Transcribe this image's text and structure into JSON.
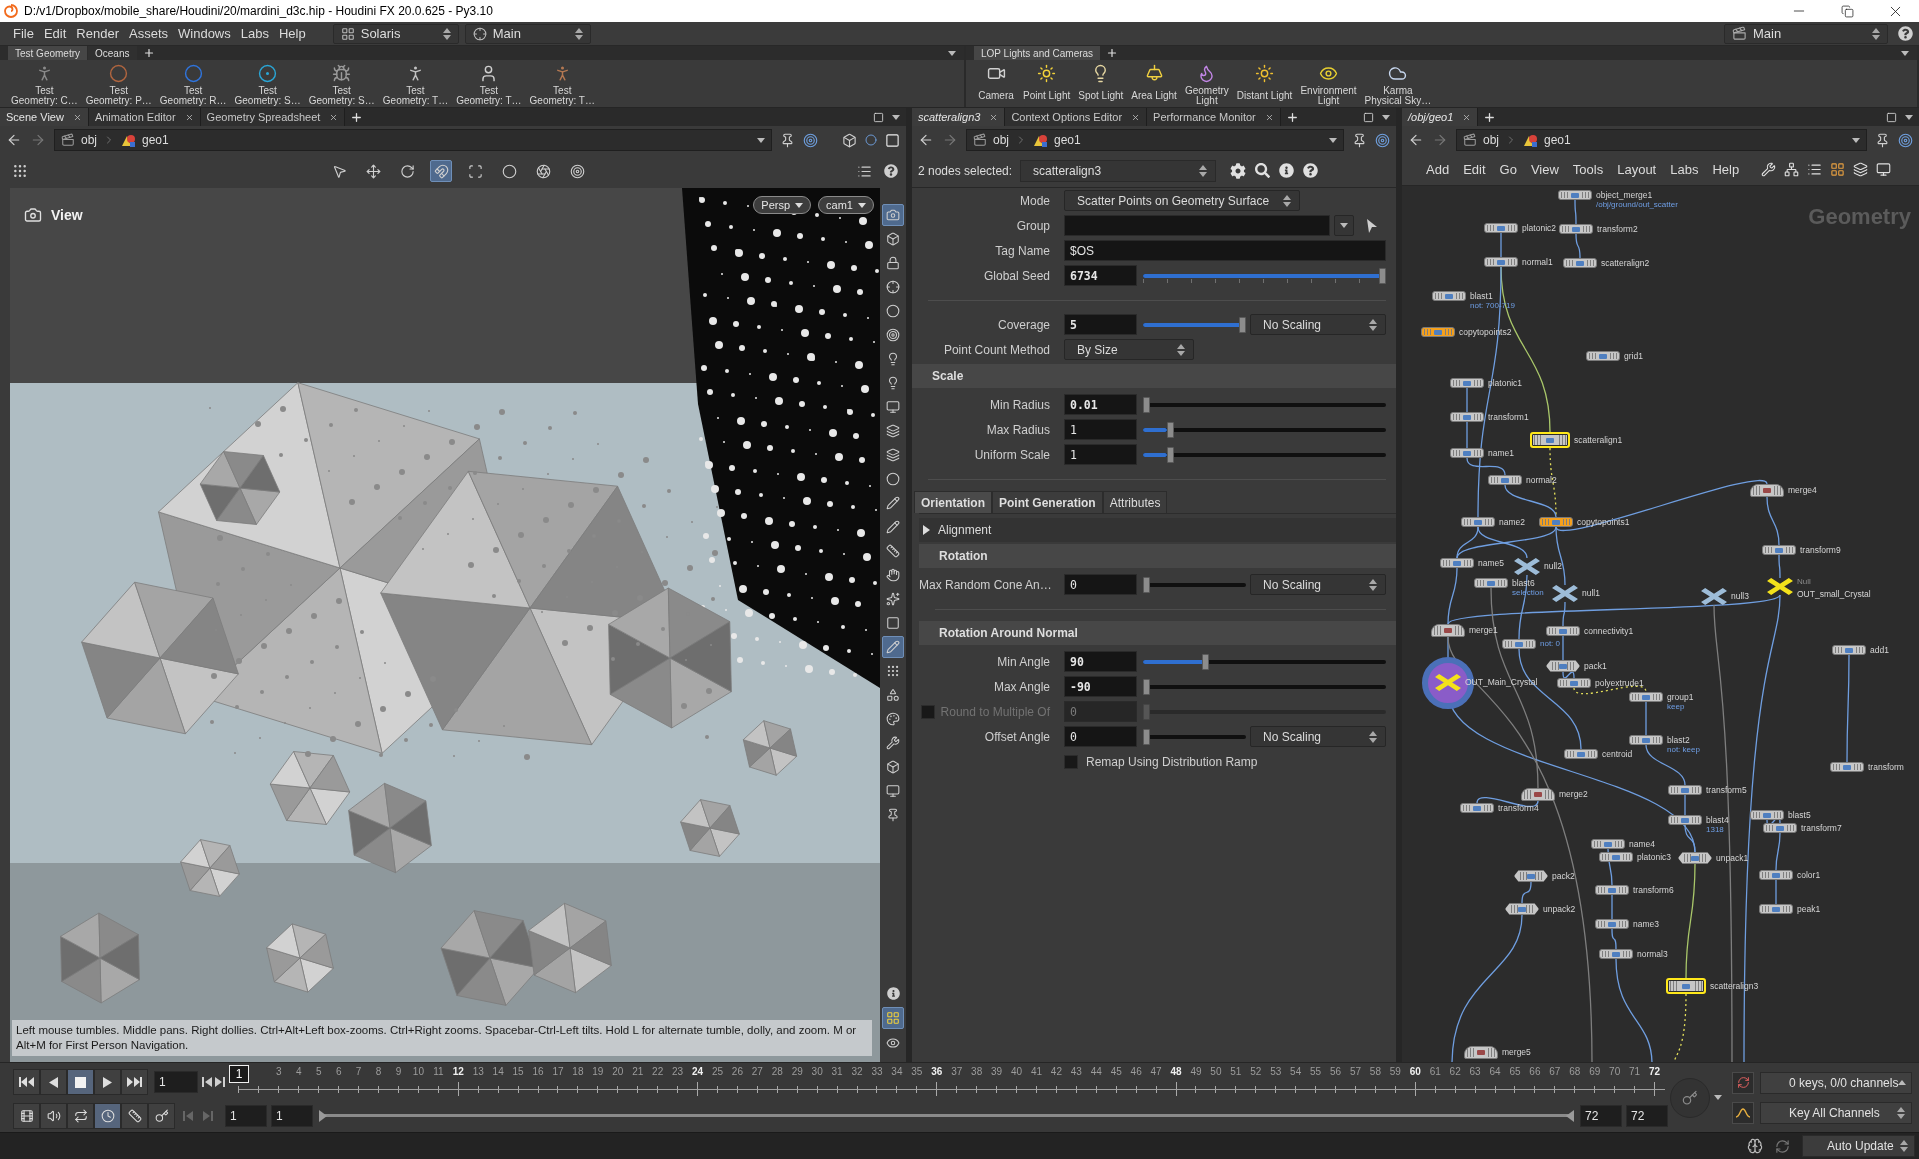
{
  "window": {
    "title": "D:/v1/Dropbox/mobile_share/Houdini/20/mardini_d3c.hip - Houdini FX 20.0.625 - Py3.10"
  },
  "menu_bar": {
    "items": [
      "File",
      "Edit",
      "Render",
      "Assets",
      "Windows",
      "Labs",
      "Help"
    ],
    "desktop": "Solaris",
    "context": "Main",
    "right_context": "Main"
  },
  "shelves": [
    {
      "tabs": [
        {
          "label": "Test Geometry",
          "selected": true
        },
        {
          "label": "Oceans",
          "selected": false
        }
      ],
      "tools": [
        "Test\nGeometry: C…",
        "Test\nGeometry: P…",
        "Test\nGeometry: R…",
        "Test\nGeometry: S…",
        "Test\nGeometry: S…",
        "Test\nGeometry: T…",
        "Test\nGeometry: T…",
        "Test\nGeometry: T…"
      ]
    },
    {
      "tabs": [
        {
          "label": "LOP Lights and Cameras",
          "selected": true
        }
      ],
      "tools": [
        "Camera",
        "Point Light",
        "Spot Light",
        "Area Light",
        "Geometry\nLight",
        "Distant Light",
        "Environment\nLight",
        "Karma\nPhysical Sky…"
      ]
    }
  ],
  "scene_view": {
    "tabs": [
      {
        "label": "Scene View",
        "selected": true
      },
      {
        "label": "Animation Editor",
        "selected": false
      },
      {
        "label": "Geometry Spreadsheet",
        "selected": false
      }
    ],
    "path": [
      "obj",
      "geo1"
    ],
    "top_tools": [
      {
        "on": false
      },
      {
        "on": false
      },
      {
        "on": false
      },
      {
        "on": true
      },
      {
        "on": false
      },
      {
        "on": false
      },
      {
        "on": false
      },
      {
        "on": false
      }
    ],
    "side_tools": [
      {
        "on": true
      },
      {
        "on": false
      },
      {
        "on": false
      },
      {
        "on": false
      },
      {
        "on": false
      },
      {
        "on": false
      },
      {
        "on": false
      },
      {
        "on": false
      },
      {
        "on": false
      },
      {
        "on": false
      },
      {
        "on": false
      },
      {
        "on": false
      },
      {
        "on": false
      },
      {
        "on": false
      },
      {
        "on": false
      },
      {
        "on": false
      },
      {
        "on": false
      },
      {
        "on": false
      },
      {
        "on": true
      },
      {
        "on": false
      },
      {
        "on": false
      },
      {
        "on": false
      },
      {
        "on": false
      },
      {
        "on": false
      },
      {
        "on": false
      },
      {
        "on": false
      },
      {
        "on": false
      },
      {
        "on": true
      },
      {
        "on": false
      }
    ],
    "title": "View",
    "camera_menus": [
      "Persp",
      "cam1"
    ],
    "help_text": "Left mouse tumbles. Middle pans. Right dollies. Ctrl+Alt+Left box-zooms. Ctrl+Right zooms. Spacebar-Ctrl-Left tilts. Hold L for alternate tumble, dolly, and zoom. M or Alt+M for First Person Navigation."
  },
  "parameters": {
    "tabs": [
      {
        "label": "scatteralign3",
        "selected": true
      },
      {
        "label": "Context Options Editor",
        "selected": false
      },
      {
        "label": "Performance Monitor",
        "selected": false
      }
    ],
    "path": [
      "obj",
      "geo1"
    ],
    "selection_label": "2 nodes selected:",
    "node_name": "scatteralign3",
    "rows": [
      {
        "kind": "menu",
        "label": "Mode",
        "value": "Scatter Points on Geometry Surface"
      },
      {
        "kind": "group_field",
        "label": "Group"
      },
      {
        "kind": "string",
        "label": "Tag Name",
        "value": "$OS"
      },
      {
        "kind": "ticked_slider",
        "label": "Global Seed",
        "value": "6734",
        "level": 1,
        "modified": true
      },
      {
        "kind": "separator"
      },
      {
        "kind": "slider",
        "label": "Coverage",
        "value": "5",
        "level": 1,
        "modified": true,
        "scaling": "No Scaling"
      },
      {
        "kind": "menu",
        "label": "Point Count Method",
        "value": "By Size"
      },
      {
        "kind": "heading",
        "label": "Scale"
      },
      {
        "kind": "slider",
        "label": "Min Radius",
        "value": "0.01",
        "level": 0,
        "modified": true
      },
      {
        "kind": "slider",
        "label": "Max Radius",
        "value": "1",
        "level": 0.1,
        "modified": false
      },
      {
        "kind": "slider",
        "label": "Uniform Scale",
        "value": "1",
        "level": 0.1,
        "modified": false
      },
      {
        "kind": "separator"
      }
    ],
    "tab_group": {
      "tabs": [
        {
          "label": "Orientation",
          "selected": true,
          "modified": true
        },
        {
          "label": "Point Generation",
          "selected": false,
          "modified": true
        },
        {
          "label": "Attributes",
          "selected": false,
          "modified": false
        }
      ],
      "rows": [
        {
          "kind": "folder",
          "label": "Alignment",
          "expanded": false
        },
        {
          "kind": "heading",
          "label": "Rotation"
        },
        {
          "kind": "slider",
          "label": "Max Random Cone An…",
          "value": "0",
          "level": 0,
          "modified": false,
          "scaling": "No Scaling"
        },
        {
          "kind": "separator"
        },
        {
          "kind": "heading",
          "label": "Rotation Around Normal"
        },
        {
          "kind": "slider",
          "label": "Min Angle",
          "value": "90",
          "level": 0.25,
          "modified": true
        },
        {
          "kind": "slider",
          "label": "Max Angle",
          "value": "-90",
          "level": 0,
          "modified": true
        },
        {
          "kind": "toggle_slider",
          "label": "Round to Multiple Of",
          "value": "0",
          "level": 0,
          "checked": false,
          "disabled": true
        },
        {
          "kind": "slider",
          "label": "Offset Angle",
          "value": "0",
          "level": 0,
          "modified": false,
          "scaling": "No Scaling"
        },
        {
          "kind": "checkbox",
          "label": "Remap Using Distribution Ramp",
          "checked": false
        }
      ]
    }
  },
  "network": {
    "tabs": [
      {
        "label": "/obj/geo1",
        "selected": true
      }
    ],
    "path": [
      "obj",
      "geo1"
    ],
    "menu": [
      "Add",
      "Edit",
      "Go",
      "View",
      "Tools",
      "Layout",
      "Labs",
      "Help"
    ],
    "context_label": "Geometry",
    "nodes": [
      {
        "name": "object_merge1",
        "kind": "sop",
        "color": "#c6c6c6",
        "selected": false,
        "display": false,
        "note": "/obj/ground/out_scatter"
      },
      {
        "name": "platonic2",
        "kind": "sop",
        "color": "#c6c6c6",
        "selected": false,
        "display": false
      },
      {
        "name": "transform2",
        "kind": "sop",
        "color": "#c6c6c6",
        "selected": false,
        "display": false
      },
      {
        "name": "normal1",
        "kind": "sop",
        "color": "#c6c6c6",
        "selected": false,
        "display": false
      },
      {
        "name": "scatteralign2",
        "kind": "sop",
        "color": "#c6c6c6",
        "selected": false,
        "display": false
      },
      {
        "name": "blast1",
        "kind": "sop",
        "color": "#c6c6c6",
        "selected": false,
        "display": false,
        "note": "not: 700-719"
      },
      {
        "name": "copytopoints2",
        "kind": "sop",
        "color": "#f5a01c",
        "selected": false,
        "display": false
      },
      {
        "name": "grid1",
        "kind": "sop",
        "color": "#c6c6c6",
        "selected": false,
        "display": false
      },
      {
        "name": "platonic1",
        "kind": "sop",
        "color": "#c6c6c6",
        "selected": false,
        "display": false
      },
      {
        "name": "transform1",
        "kind": "sop",
        "color": "#c6c6c6",
        "selected": false,
        "display": false
      },
      {
        "name": "name1",
        "kind": "sop",
        "color": "#c6c6c6",
        "selected": false,
        "display": false
      },
      {
        "name": "scatteralign1",
        "kind": "sop",
        "color": "#c6c6c6",
        "selected": true,
        "display": false
      },
      {
        "name": "normal2",
        "kind": "sop",
        "color": "#c6c6c6",
        "selected": false,
        "display": false
      },
      {
        "name": "merge4",
        "kind": "merge",
        "color": "#c6c6c6",
        "selected": false,
        "display": false
      },
      {
        "name": "name2",
        "kind": "sop",
        "color": "#c6c6c6",
        "selected": false,
        "display": false
      },
      {
        "name": "copytopoints1",
        "kind": "sop",
        "color": "#f5a01c",
        "selected": false,
        "display": false
      },
      {
        "name": "transform9",
        "kind": "sop",
        "color": "#c6c6c6",
        "selected": false,
        "display": false
      },
      {
        "name": "name5",
        "kind": "sop",
        "color": "#c6c6c6",
        "selected": false,
        "display": false
      },
      {
        "name": "null2",
        "kind": "null",
        "color": "#9dbcd8",
        "selected": false,
        "display": false
      },
      {
        "name": "blast6",
        "kind": "sop",
        "color": "#c6c6c6",
        "selected": false,
        "display": false,
        "note": "selection"
      },
      {
        "name": "null1",
        "kind": "null",
        "color": "#9dbcd8",
        "selected": false,
        "display": false
      },
      {
        "name": "null3",
        "kind": "null",
        "color": "#9dbcd8",
        "selected": false,
        "display": false
      },
      {
        "name": "OUT_small_Crystal",
        "kind": "null",
        "color": "#f3e21b",
        "selected": false,
        "display": false,
        "type_label": "Null"
      },
      {
        "name": "merge1",
        "kind": "merge",
        "color": "#c6c6c6",
        "selected": false,
        "display": false
      },
      {
        "kind": "sop",
        "color": "#c6c6c6",
        "selected": false,
        "display": false,
        "note": "not: 0"
      },
      {
        "name": "connectivity1",
        "kind": "sop",
        "color": "#c6c6c6",
        "selected": false,
        "display": false
      },
      {
        "name": "add1",
        "kind": "sop",
        "color": "#c6c6c6",
        "selected": false,
        "display": false
      },
      {
        "name": "OUT_Main_Crystal",
        "kind": "null",
        "color": "#f3e21b",
        "selected": false,
        "display": true
      },
      {
        "name": "pack1",
        "kind": "pack",
        "color": "#c6c6c6",
        "selected": false,
        "display": false
      },
      {
        "name": "polyextrude1",
        "kind": "sop",
        "color": "#c6c6c6",
        "selected": false,
        "display": false
      },
      {
        "name": "group1",
        "kind": "sop",
        "color": "#c6c6c6",
        "selected": false,
        "display": false,
        "note": "keep"
      },
      {
        "name": "centroid",
        "kind": "sop",
        "color": "#c6c6c6",
        "selected": false,
        "display": false
      },
      {
        "name": "blast2",
        "kind": "sop",
        "color": "#c6c6c6",
        "selected": false,
        "display": false,
        "note": "not: keep"
      },
      {
        "name": "transform",
        "kind": "sop",
        "color": "#c6c6c6",
        "selected": false,
        "display": false
      },
      {
        "name": "merge2",
        "kind": "merge",
        "color": "#c6c6c6",
        "selected": false,
        "display": false
      },
      {
        "name": "transform5",
        "kind": "sop",
        "color": "#c6c6c6",
        "selected": false,
        "display": false
      },
      {
        "name": "transform4",
        "kind": "sop",
        "color": "#c6c6c6",
        "selected": false,
        "display": false
      },
      {
        "name": "blast4",
        "kind": "sop",
        "color": "#c6c6c6",
        "selected": false,
        "display": false,
        "note": "1318"
      },
      {
        "name": "blast5",
        "kind": "sop",
        "color": "#c6c6c6",
        "selected": false,
        "display": false
      },
      {
        "name": "transform7",
        "kind": "sop",
        "color": "#c6c6c6",
        "selected": false,
        "display": false
      },
      {
        "name": "name4",
        "kind": "sop",
        "color": "#c6c6c6",
        "selected": false,
        "display": false
      },
      {
        "name": "platonic3",
        "kind": "sop",
        "color": "#c6c6c6",
        "selected": false,
        "display": false
      },
      {
        "name": "unpack1",
        "kind": "pack",
        "color": "#c6c6c6",
        "selected": false,
        "display": false
      },
      {
        "name": "pack2",
        "kind": "pack",
        "color": "#c6c6c6",
        "selected": false,
        "display": false
      },
      {
        "name": "color1",
        "kind": "sop",
        "color": "#c6c6c6",
        "selected": false,
        "display": false
      },
      {
        "name": "transform6",
        "kind": "sop",
        "color": "#c6c6c6",
        "selected": false,
        "display": false
      },
      {
        "name": "unpack2",
        "kind": "pack",
        "color": "#c6c6c6",
        "selected": false,
        "display": false
      },
      {
        "name": "peak1",
        "kind": "sop",
        "color": "#c6c6c6",
        "selected": false,
        "display": false
      },
      {
        "name": "name3",
        "kind": "sop",
        "color": "#c6c6c6",
        "selected": false,
        "display": false
      },
      {
        "name": "normal3",
        "kind": "sop",
        "color": "#c6c6c6",
        "selected": false,
        "display": false
      },
      {
        "name": "scatteralign3",
        "kind": "sop",
        "color": "#c6c6c6",
        "selected": true,
        "display": false
      },
      {
        "name": "merge5",
        "kind": "merge",
        "color": "#c6c6c6",
        "selected": false,
        "display": false
      }
    ]
  },
  "timeline": {
    "playback": [
      {
        "kind": "first",
        "selected": false
      },
      {
        "kind": "reverse",
        "selected": false
      },
      {
        "kind": "stop",
        "selected": true
      },
      {
        "kind": "play",
        "selected": false
      },
      {
        "kind": "last",
        "selected": false
      }
    ],
    "frame": "1",
    "current_frame": "1",
    "frame_labels": [
      "3",
      "4",
      "5",
      "6",
      "7",
      "8",
      "9",
      "10",
      "11",
      "12",
      "13",
      "14",
      "15",
      "16",
      "17",
      "18",
      "19",
      "20",
      "21",
      "22",
      "23",
      "24",
      "25",
      "26",
      "27",
      "28",
      "29",
      "30",
      "31",
      "32",
      "33",
      "34",
      "35",
      "36",
      "37",
      "38",
      "39",
      "40",
      "41",
      "42",
      "43",
      "44",
      "45",
      "46",
      "47",
      "48",
      "49",
      "50",
      "51",
      "52",
      "53",
      "54",
      "55",
      "56",
      "57",
      "58",
      "59",
      "60",
      "61",
      "62",
      "63",
      "64",
      "65",
      "66",
      "67",
      "68",
      "69",
      "70",
      "71",
      "72"
    ],
    "options": [
      {
        "kind": "frame_view",
        "on": false
      },
      {
        "kind": "audio",
        "on": false
      },
      {
        "kind": "loop",
        "on": false
      },
      {
        "kind": "realtime",
        "on": true
      },
      {
        "kind": "ticks",
        "on": false
      },
      {
        "kind": "keys",
        "on": false
      }
    ],
    "range": {
      "fields": [
        "1",
        "1",
        "72",
        "72"
      ],
      "level": 1
    },
    "keys_status": "0 keys, 0/0 channels",
    "key_mode": "Key All Channels"
  },
  "status_bar": {
    "update_mode": "Auto Update"
  }
}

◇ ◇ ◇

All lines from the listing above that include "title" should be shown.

• Exercise result
    "title": "D:/v1/Dropbox/mobile_share/Houdini/20/mardini_d3c.hip - Houdini FX 20.0.625 - Py3.10"
    "title": "View",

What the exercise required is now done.